* [What needs to be done] Search the data for the string "trabajos" and extract every line where it appears.

Items from an interface collection
'''
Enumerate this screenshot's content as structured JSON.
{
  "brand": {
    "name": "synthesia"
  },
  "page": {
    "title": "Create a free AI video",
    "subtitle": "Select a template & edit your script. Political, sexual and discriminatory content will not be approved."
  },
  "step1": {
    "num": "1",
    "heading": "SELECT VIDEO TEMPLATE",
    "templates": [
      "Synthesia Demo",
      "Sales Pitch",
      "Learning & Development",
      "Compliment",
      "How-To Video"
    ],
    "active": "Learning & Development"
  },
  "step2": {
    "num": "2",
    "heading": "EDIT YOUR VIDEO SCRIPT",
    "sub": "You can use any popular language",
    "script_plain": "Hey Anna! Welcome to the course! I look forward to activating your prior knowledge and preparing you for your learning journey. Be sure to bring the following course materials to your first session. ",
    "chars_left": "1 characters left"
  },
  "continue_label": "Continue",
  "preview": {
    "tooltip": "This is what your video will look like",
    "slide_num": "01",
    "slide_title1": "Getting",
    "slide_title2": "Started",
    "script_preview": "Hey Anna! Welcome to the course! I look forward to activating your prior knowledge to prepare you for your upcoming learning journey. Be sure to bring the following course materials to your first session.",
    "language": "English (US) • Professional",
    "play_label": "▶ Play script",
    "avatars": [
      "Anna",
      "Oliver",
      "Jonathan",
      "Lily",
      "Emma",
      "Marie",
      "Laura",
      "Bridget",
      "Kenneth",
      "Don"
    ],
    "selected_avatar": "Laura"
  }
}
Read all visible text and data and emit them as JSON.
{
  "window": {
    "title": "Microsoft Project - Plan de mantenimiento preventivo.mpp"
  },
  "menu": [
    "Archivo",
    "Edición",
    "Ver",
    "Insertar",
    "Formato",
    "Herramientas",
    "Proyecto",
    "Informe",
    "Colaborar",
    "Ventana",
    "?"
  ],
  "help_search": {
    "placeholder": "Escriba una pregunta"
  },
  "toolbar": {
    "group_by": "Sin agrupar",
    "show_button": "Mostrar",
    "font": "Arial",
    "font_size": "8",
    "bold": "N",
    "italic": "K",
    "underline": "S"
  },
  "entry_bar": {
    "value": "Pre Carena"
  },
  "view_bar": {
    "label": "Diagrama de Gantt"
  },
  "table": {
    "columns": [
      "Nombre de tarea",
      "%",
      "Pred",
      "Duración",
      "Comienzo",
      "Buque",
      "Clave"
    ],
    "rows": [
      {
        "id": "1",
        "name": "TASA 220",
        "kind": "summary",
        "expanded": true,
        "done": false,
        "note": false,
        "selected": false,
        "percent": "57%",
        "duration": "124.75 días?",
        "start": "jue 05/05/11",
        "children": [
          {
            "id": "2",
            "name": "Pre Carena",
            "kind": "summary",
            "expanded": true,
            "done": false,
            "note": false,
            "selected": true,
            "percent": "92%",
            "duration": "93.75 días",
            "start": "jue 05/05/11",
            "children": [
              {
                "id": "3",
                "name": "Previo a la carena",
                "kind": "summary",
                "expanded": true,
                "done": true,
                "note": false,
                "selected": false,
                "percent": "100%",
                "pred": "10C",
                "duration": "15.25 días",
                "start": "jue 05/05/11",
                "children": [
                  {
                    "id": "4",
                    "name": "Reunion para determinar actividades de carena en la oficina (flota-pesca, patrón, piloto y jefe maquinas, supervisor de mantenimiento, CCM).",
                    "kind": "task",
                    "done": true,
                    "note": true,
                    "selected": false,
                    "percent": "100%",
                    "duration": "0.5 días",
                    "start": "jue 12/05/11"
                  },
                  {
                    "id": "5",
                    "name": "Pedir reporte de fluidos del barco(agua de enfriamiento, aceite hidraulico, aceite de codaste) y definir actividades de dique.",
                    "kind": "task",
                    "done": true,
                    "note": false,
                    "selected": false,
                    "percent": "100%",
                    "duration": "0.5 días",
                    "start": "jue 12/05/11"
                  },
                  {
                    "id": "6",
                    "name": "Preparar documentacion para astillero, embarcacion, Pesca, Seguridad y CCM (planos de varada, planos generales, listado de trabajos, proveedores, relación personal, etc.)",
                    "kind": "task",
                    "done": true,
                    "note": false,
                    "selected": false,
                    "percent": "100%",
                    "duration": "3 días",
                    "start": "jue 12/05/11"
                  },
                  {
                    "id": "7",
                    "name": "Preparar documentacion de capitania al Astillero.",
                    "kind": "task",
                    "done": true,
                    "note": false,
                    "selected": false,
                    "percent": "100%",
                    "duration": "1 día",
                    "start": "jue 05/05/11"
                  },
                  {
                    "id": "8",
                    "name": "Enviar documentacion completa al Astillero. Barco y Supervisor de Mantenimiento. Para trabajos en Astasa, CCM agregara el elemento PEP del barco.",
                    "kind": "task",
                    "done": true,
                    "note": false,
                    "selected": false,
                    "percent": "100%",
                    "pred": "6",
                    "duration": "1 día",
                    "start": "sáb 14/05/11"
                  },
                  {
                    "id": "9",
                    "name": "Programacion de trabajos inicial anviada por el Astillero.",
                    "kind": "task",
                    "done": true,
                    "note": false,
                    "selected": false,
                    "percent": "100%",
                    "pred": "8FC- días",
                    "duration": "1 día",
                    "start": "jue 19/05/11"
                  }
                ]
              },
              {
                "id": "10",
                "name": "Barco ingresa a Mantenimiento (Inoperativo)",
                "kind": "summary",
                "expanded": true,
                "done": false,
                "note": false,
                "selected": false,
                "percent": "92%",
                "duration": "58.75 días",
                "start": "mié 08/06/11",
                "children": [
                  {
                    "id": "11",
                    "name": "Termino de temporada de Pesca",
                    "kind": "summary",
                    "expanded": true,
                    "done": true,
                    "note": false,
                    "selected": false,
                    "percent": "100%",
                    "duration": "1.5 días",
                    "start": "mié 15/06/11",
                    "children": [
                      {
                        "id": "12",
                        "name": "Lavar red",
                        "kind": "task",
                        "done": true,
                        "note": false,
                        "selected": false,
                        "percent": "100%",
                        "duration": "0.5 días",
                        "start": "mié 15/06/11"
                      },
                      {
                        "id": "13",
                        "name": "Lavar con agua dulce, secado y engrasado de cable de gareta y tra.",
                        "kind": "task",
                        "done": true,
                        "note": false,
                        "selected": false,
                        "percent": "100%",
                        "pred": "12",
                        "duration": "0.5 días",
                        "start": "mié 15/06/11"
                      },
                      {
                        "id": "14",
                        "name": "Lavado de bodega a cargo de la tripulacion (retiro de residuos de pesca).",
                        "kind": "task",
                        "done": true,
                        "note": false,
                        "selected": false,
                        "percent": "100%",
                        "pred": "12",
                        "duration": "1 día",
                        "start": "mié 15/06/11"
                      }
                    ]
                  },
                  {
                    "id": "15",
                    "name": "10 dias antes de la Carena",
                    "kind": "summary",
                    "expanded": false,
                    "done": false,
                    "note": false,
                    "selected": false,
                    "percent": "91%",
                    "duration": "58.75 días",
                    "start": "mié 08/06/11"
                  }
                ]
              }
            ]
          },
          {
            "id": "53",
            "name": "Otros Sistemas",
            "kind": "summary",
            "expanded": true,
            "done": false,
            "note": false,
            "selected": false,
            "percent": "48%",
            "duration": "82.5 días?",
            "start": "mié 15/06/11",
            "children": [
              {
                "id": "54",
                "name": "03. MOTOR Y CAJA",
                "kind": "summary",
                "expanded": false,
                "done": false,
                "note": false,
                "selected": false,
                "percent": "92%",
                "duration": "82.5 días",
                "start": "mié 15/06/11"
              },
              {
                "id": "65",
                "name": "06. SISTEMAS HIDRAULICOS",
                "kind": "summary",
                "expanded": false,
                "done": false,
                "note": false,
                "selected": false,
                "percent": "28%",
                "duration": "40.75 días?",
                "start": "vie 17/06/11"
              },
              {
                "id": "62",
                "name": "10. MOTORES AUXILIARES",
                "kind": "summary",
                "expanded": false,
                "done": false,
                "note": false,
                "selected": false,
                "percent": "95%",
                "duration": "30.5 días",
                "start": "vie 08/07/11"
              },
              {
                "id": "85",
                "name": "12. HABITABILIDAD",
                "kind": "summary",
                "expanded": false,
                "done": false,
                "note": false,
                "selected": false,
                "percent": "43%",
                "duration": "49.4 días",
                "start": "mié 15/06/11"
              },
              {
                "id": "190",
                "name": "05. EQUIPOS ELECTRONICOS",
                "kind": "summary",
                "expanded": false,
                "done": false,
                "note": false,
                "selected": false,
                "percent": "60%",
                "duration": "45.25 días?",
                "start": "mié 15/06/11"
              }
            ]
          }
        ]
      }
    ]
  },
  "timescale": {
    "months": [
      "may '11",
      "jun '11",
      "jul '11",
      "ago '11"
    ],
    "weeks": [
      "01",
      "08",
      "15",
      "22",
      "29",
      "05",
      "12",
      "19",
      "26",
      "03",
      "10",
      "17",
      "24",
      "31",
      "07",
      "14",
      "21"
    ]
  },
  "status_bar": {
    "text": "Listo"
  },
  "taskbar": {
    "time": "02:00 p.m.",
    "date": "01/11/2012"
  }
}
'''
* [Task answer]
                    "name": "Preparar documentacion para astillero, embarcacion, Pesca, Seguridad y CCM (planos de varada, planos generales, listado de trabajos, proveedores, relación personal, etc.)",
                    "name": "Enviar documentacion completa al Astillero. Barco y Supervisor de Mantenimiento. Para trabajos en Astasa, CCM agregara el elemento PEP del barco.",
                    "name": "Programacion de trabajos inicial anviada por el Astillero.",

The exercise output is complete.